If a whole school gathered to watch a film that related to those organisations or ones like it during their fundraising or awareness pushes, what would be the harm?
The short answer is there’s little to no social or religious blockades in Australia when it comes to cancer or depression. Religious zealots should not forget that Gayby Baby is not a film that glorifies or necessarily promotes being gay, nor does it depict sexual activity, homosexual or otherwise – it simply asks people to recognise that family units that involve same sex couples, aren’t that dissimilar to ‘traditional’ family units. Public schools Australia wide have always hade some sort of autonomy when it comes to which causes they champion or raise funds for, and Wear it Purple is no less important, or less valid than the myriad of social causes schools have got behind in the past.
And if the NSW Education Minister wants to push the line that the screening should only take place as to “not impact on the delivery of planned lessons” then he clearly doesn’t know how much ‘learning time’ is lost in schools to school assemblies, activity weeks, and sports carnivals. It’s also worth noting that as a graduate of Burwood Girls High, Maya Newell’s film holds extra importance as it shows current students what someone from their own school has gone onto do after high school, showing wannabe filmmakers within the school that yes, they can do it themselves – which is incredibly important.

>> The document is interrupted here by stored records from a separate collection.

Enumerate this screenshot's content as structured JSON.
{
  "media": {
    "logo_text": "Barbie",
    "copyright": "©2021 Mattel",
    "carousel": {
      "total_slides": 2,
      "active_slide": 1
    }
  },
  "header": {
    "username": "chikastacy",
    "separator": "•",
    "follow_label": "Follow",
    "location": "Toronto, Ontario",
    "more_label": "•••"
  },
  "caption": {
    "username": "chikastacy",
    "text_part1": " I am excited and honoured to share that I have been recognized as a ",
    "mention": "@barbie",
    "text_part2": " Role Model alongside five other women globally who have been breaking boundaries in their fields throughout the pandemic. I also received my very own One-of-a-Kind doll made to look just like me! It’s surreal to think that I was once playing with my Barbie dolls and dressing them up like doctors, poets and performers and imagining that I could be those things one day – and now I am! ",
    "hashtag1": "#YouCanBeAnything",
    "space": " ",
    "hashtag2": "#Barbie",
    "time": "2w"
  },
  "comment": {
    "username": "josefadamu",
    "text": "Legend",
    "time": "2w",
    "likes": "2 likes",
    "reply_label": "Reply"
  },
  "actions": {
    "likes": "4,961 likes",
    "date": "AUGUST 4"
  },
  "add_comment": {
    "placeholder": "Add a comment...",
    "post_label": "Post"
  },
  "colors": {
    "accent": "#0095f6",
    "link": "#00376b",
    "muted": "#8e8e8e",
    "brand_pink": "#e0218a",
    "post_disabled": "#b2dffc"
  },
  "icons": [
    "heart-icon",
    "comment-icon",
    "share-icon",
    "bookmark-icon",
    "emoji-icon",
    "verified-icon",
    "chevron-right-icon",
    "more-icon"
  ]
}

The fear some parents might have about their children seeing a film like Gayby Baby maybe stems from a similar place as atheist parents concerns regarding religious groups operating within secular schools: the fear that some kind of indoctrination might occur. But where religious indoctrination and social indoctrination differ is, one is quickly becoming antiquated, and the other is progressive and more in tune what is arguably the attitude possessed by a growing majority of Australians: that same sex relationships aren’t immoral. In fact, despite claims from The Daily Telegraph that reported on supposed ‘parent outrage’, the NSW Department of Education actually confirmed that not one complaint was received from parents of children from Burwood Girls High.
Besides, screening a film with the intent of educating students via a personal story about what it means to be the child of a same sex couple, and developing some sympathy/understanding/or even begrudging tolerance for non heterosexual relationships – is not something The Daily Telegraph, or anyone should be throwing their arms up over. It’s also quite condescending to think that students at a high school age simply believe everything they see or read – they don’t, in part because they have been taught by their teachers how to interpret and analyse all the information, arguments, and points of view that might come their way and form their own opinion. And mostly because they’re not idiots.
Teachers and schools believe they can make a difference, but none in my teaching experience feel they should (or could if they wanted to) brainwash children into our way of thinking. We expose students to varying viewpoints, we challenge them to inquire, and we promote tolerance and understanding of others. It’s hard to see how any of that could be seen as anything other than a positive.
Garry Westmore is a Melbourne based teacher and Film Editor here at Spook.